Even not getting to play on the road might be a disadvantage. The Lakers were the best road team in the NBA this season at 27-9, including a 14-game winning streak at one point. One of the reasons is that they often enjoy major support on the road because of their large fanbase.
LeBron James is one of the greatest road playoff performers in league history. From 2010 to 2018, James won at least one road game in 25 consecutive playoff series, the longest such streak. He won two road Game 7s in that span, the rarest of away victories, and often talked about how playing on the road in the postseason would bring out the best in him.
“I just like the adversity of the road,” James said during the 2017 playoffs. “I love playing out on the road more than I love playing at home. It’s just a weird thing. I love the adversity, I love the ‘Tonight is not the night’ LeBron slogans. I love the ‘You’re overrated’ and all those things. I like all that. I don’t know, man. It’s the bunker mentality of knowing it’s 15 guys plus the coaching staff and whoever there that’s traveled with us against the whole state and the whole city.”
The loss of this type of edge is what James has described several times while going through the restart. He has admitted to struggling to get into the needed mentality and how unusual the environment has been in Florida. Playing without fans, friendly or rival, is something he has fed off for nearly two decades.
Winning a championship typically means having to overcome significant adversity, even for the best teams. But for this particular scenario, the Lakers are going to have to manage extra hurdles.

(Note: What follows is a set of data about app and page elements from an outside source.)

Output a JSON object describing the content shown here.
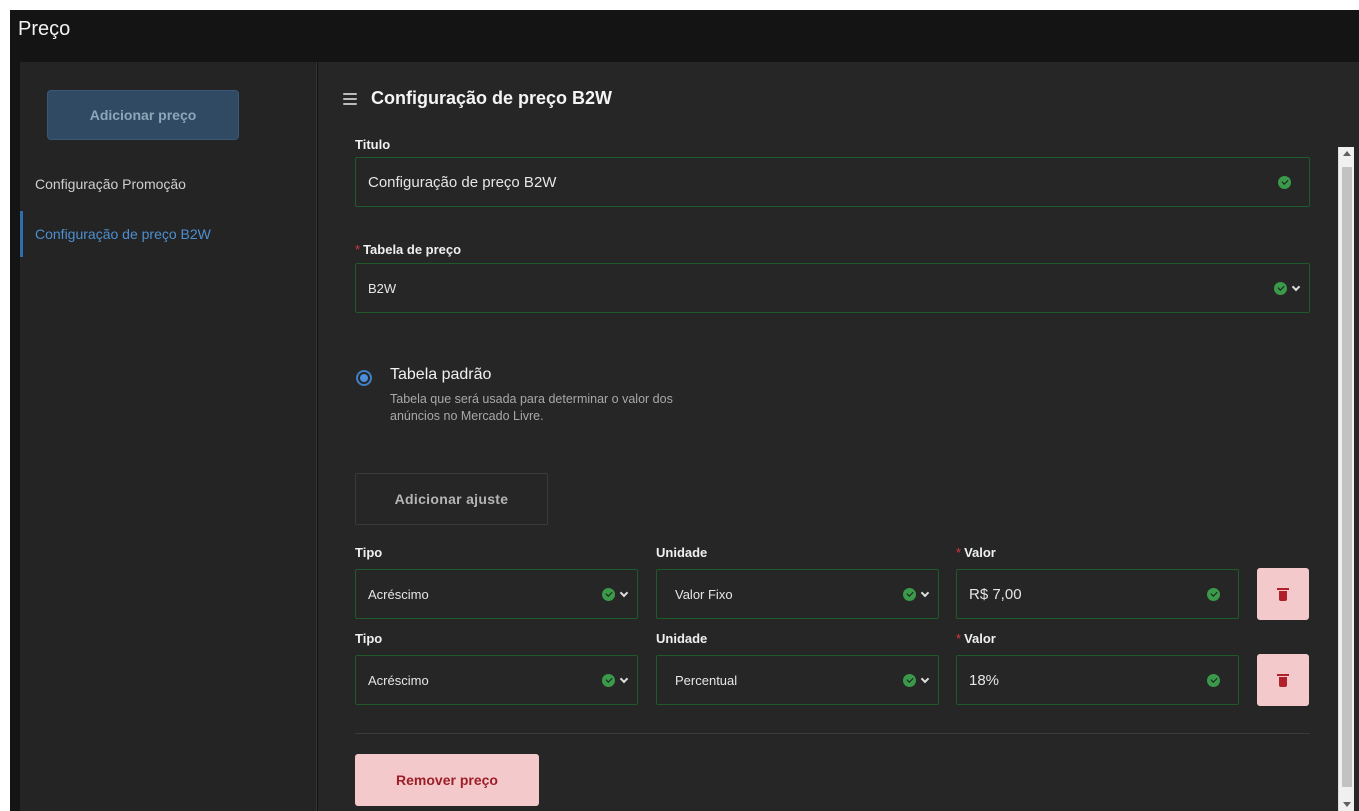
{
  "window": {
    "title": "Preço"
  },
  "sidebar": {
    "add_button": "Adicionar preço",
    "items": [
      {
        "label": "Configuração Promoção",
        "active": false
      },
      {
        "label": "Configuração de preço B2W",
        "active": true
      }
    ]
  },
  "main": {
    "menu_icon": "hamburger-icon",
    "title": "Configuração de preço B2W",
    "titulo": {
      "label": "Titulo",
      "value": "Configuração de preço B2W"
    },
    "tabela": {
      "label": "Tabela de preço",
      "required": true,
      "value": "B2W"
    },
    "default_table": {
      "title": "Tabela padrão",
      "description": "Tabela que será usada para determinar o valor dos anúncios no Mercado Livre.",
      "checked": true
    },
    "add_adjust_button": "Adicionar ajuste",
    "adjustments": [
      {
        "tipo_label": "Tipo",
        "tipo": "Acréscimo",
        "unidade_label": "Unidade",
        "unidade": "Valor Fixo",
        "valor_label": "Valor",
        "valor": "R$ 7,00"
      },
      {
        "tipo_label": "Tipo",
        "tipo": "Acréscimo",
        "unidade_label": "Unidade",
        "unidade": "Percentual",
        "valor_label": "Valor",
        "valor": "18%"
      }
    ],
    "remove_button": "Remover preço"
  },
  "colors": {
    "accent_blue": "#4e8fd0",
    "success_green": "#3a9a4a",
    "danger_bg": "#f4c9cc",
    "danger_text": "#9c1f28",
    "background": "#262626"
  }
}
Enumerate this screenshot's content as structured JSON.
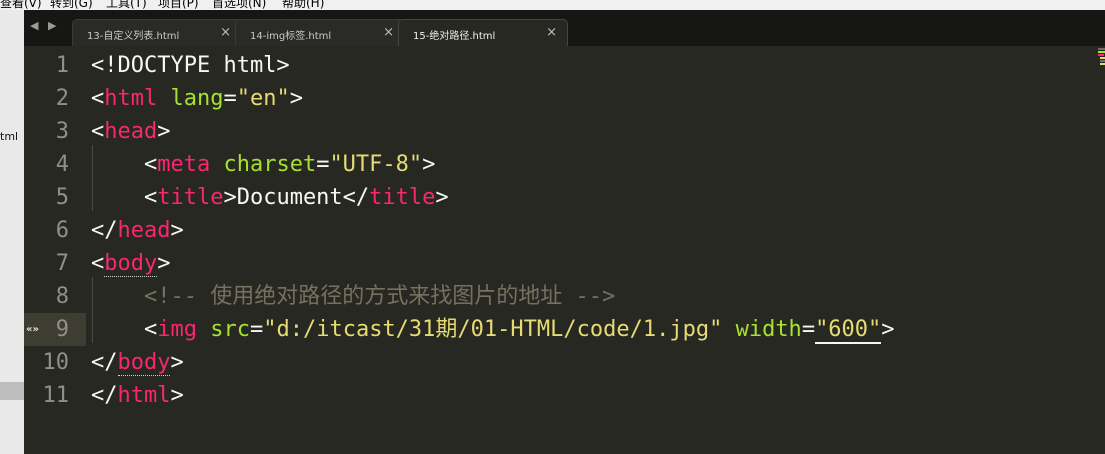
{
  "menubar": {
    "items": [
      "查看(V)",
      "转到(G)",
      "工具(T)",
      "项目(P)",
      "首选项(N)",
      "帮助(H)"
    ]
  },
  "sidebar": {
    "label": "tml"
  },
  "tabs": [
    {
      "label": "13-自定义列表.html",
      "active": false
    },
    {
      "label": "14-img标签.html",
      "active": false
    },
    {
      "label": "15-绝对路径.html",
      "active": true
    }
  ],
  "tab_close_glyph": "×",
  "nav_arrows": "◀ ▶",
  "editor": {
    "current_line": 9,
    "fold_marker": "«»",
    "lines": [
      {
        "number": "1",
        "segments": [
          [
            "pt",
            "<!DOCTYPE html>"
          ]
        ]
      },
      {
        "number": "2",
        "segments": [
          [
            "pt",
            "<"
          ],
          [
            "tg",
            "html"
          ],
          [
            "pt",
            " "
          ],
          [
            "at",
            "lang"
          ],
          [
            "pt",
            "="
          ],
          [
            "st",
            "\"en\""
          ],
          [
            "pt",
            ">"
          ]
        ]
      },
      {
        "number": "3",
        "segments": [
          [
            "pt",
            "<"
          ],
          [
            "tg",
            "head"
          ],
          [
            "pt",
            ">"
          ]
        ]
      },
      {
        "number": "4",
        "segments": [
          [
            "pt",
            "    <"
          ],
          [
            "tg",
            "meta"
          ],
          [
            "pt",
            " "
          ],
          [
            "at",
            "charset"
          ],
          [
            "pt",
            "="
          ],
          [
            "st",
            "\"UTF-8\""
          ],
          [
            "pt",
            ">"
          ]
        ]
      },
      {
        "number": "5",
        "segments": [
          [
            "pt",
            "    <"
          ],
          [
            "tg",
            "title"
          ],
          [
            "pt",
            ">Document</"
          ],
          [
            "tg",
            "title"
          ],
          [
            "pt",
            ">"
          ]
        ]
      },
      {
        "number": "6",
        "segments": [
          [
            "pt",
            "</"
          ],
          [
            "tg",
            "head"
          ],
          [
            "pt",
            ">"
          ]
        ]
      },
      {
        "number": "7",
        "segments": [
          [
            "pt",
            "<"
          ],
          [
            "tg",
            "body"
          ],
          [
            "pt",
            ">"
          ]
        ]
      },
      {
        "number": "8",
        "segments": [
          [
            "cm",
            "    <!-- 使用绝对路径的方式来找图片的地址 -->"
          ]
        ]
      },
      {
        "number": "9",
        "segments": [
          [
            "pt",
            "    <"
          ],
          [
            "tg",
            "img"
          ],
          [
            "pt",
            " "
          ],
          [
            "at",
            "src"
          ],
          [
            "pt",
            "="
          ],
          [
            "st",
            "\"d:/itcast/31期/01-HTML/code/1.jpg\""
          ],
          [
            "pt",
            " "
          ],
          [
            "at",
            "width"
          ],
          [
            "pt",
            "="
          ],
          [
            "st",
            "\"600\""
          ],
          [
            "pt",
            ">"
          ]
        ]
      },
      {
        "number": "10",
        "segments": [
          [
            "pt",
            "</"
          ],
          [
            "tg",
            "body"
          ],
          [
            "pt",
            ">"
          ]
        ]
      },
      {
        "number": "11",
        "segments": [
          [
            "pt",
            "</"
          ],
          [
            "tg",
            "html"
          ],
          [
            "pt",
            ">"
          ]
        ]
      }
    ]
  },
  "colors": {
    "background": "#272822",
    "tag": "#f92672",
    "attribute": "#a6e22e",
    "string": "#e6db74",
    "comment": "#75715e",
    "plain": "#f8f8f2",
    "line_number": "#8f908a"
  }
}
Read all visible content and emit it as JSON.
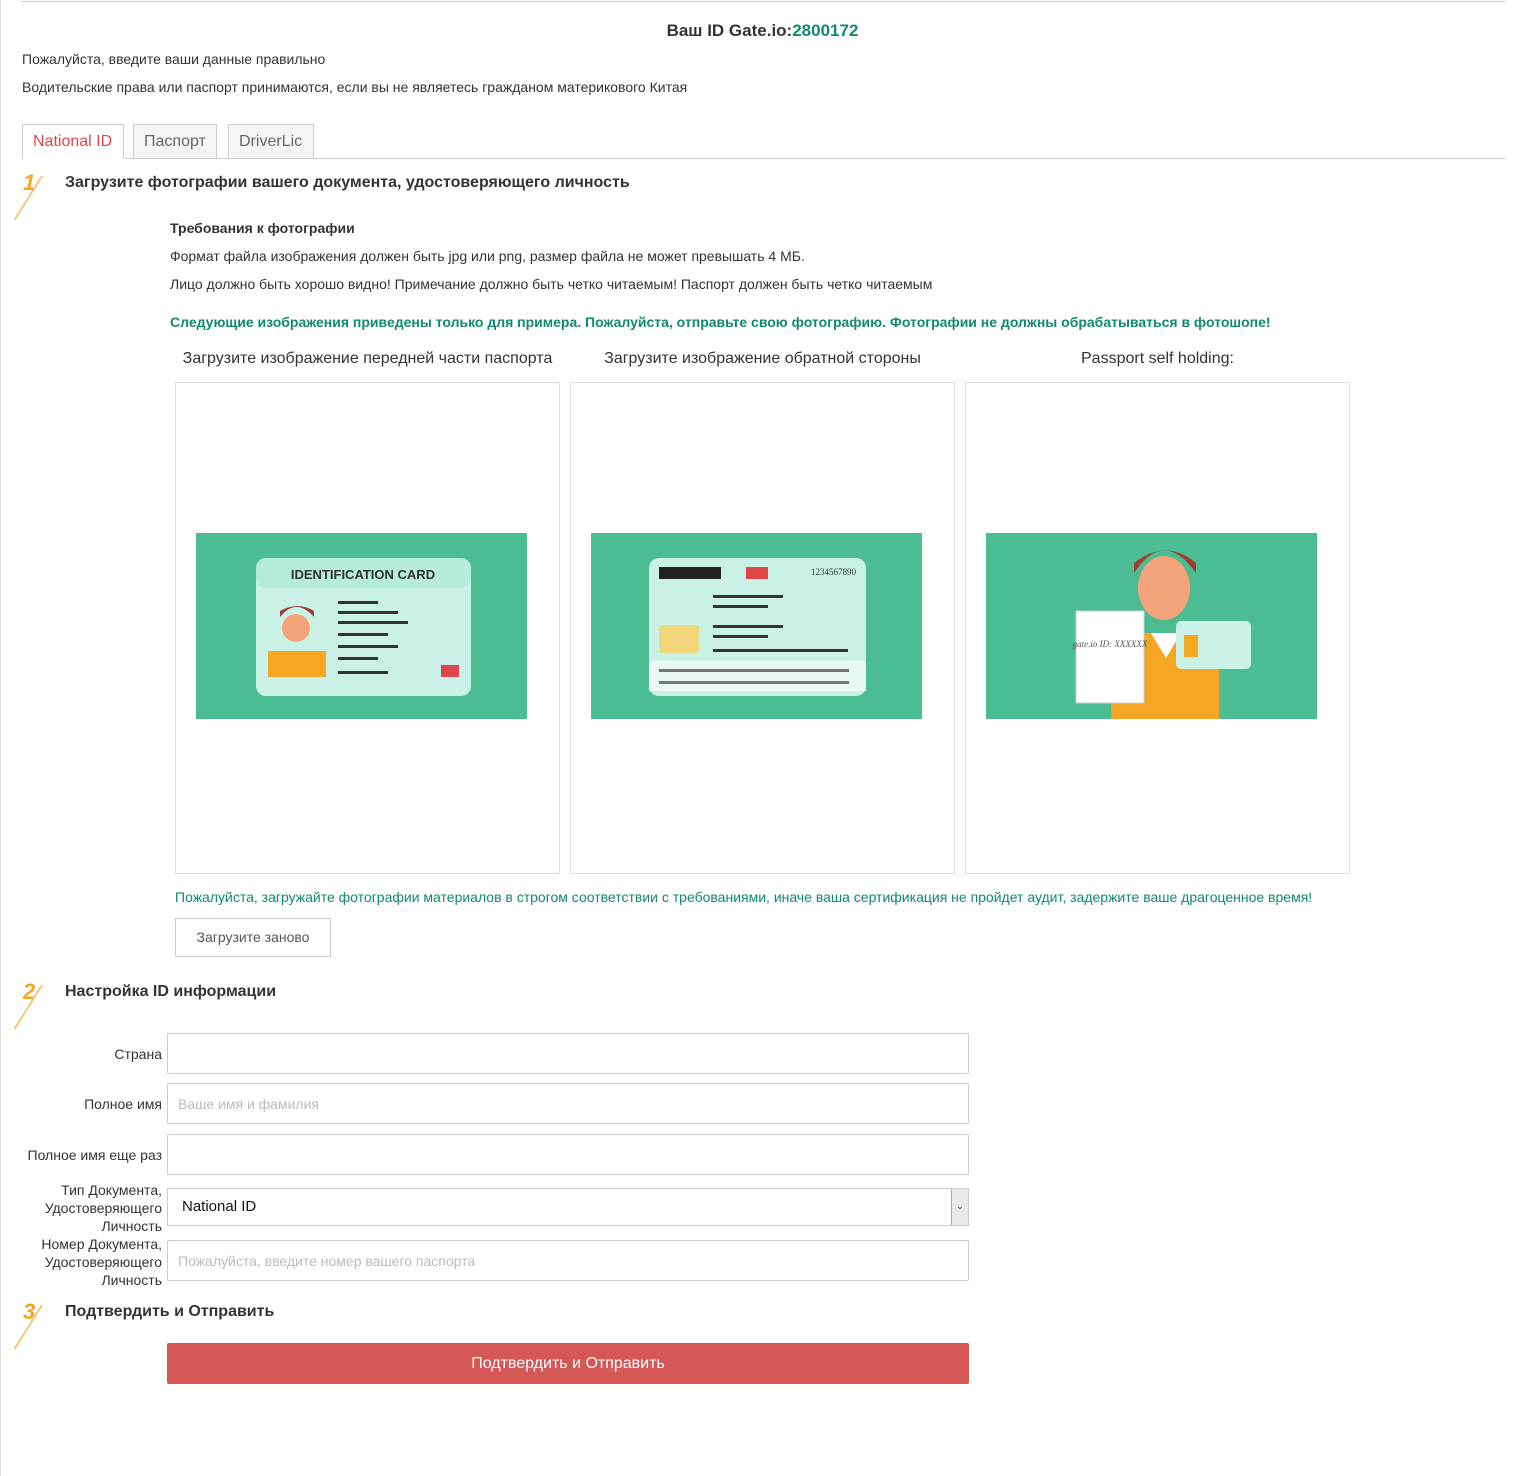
{
  "header": {
    "id_label": "Ваш ID Gate.io:",
    "id_value": "2800172"
  },
  "intro": [
    "Пожалуйста, введите ваши данные правильно",
    "Водительские права или паспорт принимаются, если вы не являетесь гражданом материкового Китая"
  ],
  "tabs": [
    {
      "label": "National ID",
      "active": true
    },
    {
      "label": "Паспорт"
    },
    {
      "label": "DriverLic"
    }
  ],
  "step1": {
    "num": "1",
    "title": "Загрузите фотографии вашего документа, удостоверяющего личность",
    "req_title": "Требования к фотографии",
    "req": [
      "Формат файла изображения должен быть jpg или png, размер файла не может превышать 4 МБ.",
      "Лицо должно быть хорошо видно! Примечание должно быть четко читаемым! Паспорт должен быть четко читаемым"
    ],
    "example_note": "Следующие изображения приведены только для примера. Пожалуйста, отправьте свою фотографию. Фотографии не должны обрабатываться в фотошопе!",
    "uploads": [
      {
        "title": "Загрузите изображение передней части паспорта",
        "card_text": "IDENTIFICATION CARD"
      },
      {
        "title": "Загрузите изображение обратной стороны",
        "card_text": "1234567890"
      },
      {
        "title": "Passport self holding:",
        "card_text": "gate.io ID: XXXXXX"
      }
    ],
    "warning": "Пожалуйста, загружайте фотографии материалов в строгом соответствии с требованиями, иначе ваша сертификация не пройдет аудит, задержите ваше драгоценное время!",
    "reupload": "Загрузите заново"
  },
  "step2": {
    "num": "2",
    "title": "Настройка ID информации",
    "country": {
      "label": "Страна",
      "value": "",
      "placeholder": ""
    },
    "fullname": {
      "label": "Полное имя",
      "value": "",
      "placeholder": "Ваше имя и фамилия"
    },
    "fullname2": {
      "label": "Полное имя еще раз",
      "value": "",
      "placeholder": ""
    },
    "doctype": {
      "label_lines": [
        "Тип Документа,",
        "Удостоверяющего",
        "Личность"
      ],
      "value": "National ID"
    },
    "docnum": {
      "label_lines": [
        "Номер Документа,",
        "Удостоверяющего",
        "Личность"
      ],
      "value": "",
      "placeholder": "Пожалуйста, введите номер вашего паспорта"
    }
  },
  "step3": {
    "num": "3",
    "title": "Подтвердить и Отправить",
    "button": "Подтвердить и Отправить"
  },
  "colors": {
    "accent": "#d55757",
    "teal": "#0f8a6e",
    "step": "#f5a623",
    "illustration": "#4cbd93"
  }
}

“It’s a totally different situation than any other situation I’ve been in in my career,” James said earlier this month. “I have zero experience with having the No. 1 seed inside of a bubble … so this is all a learning experience for all of us.”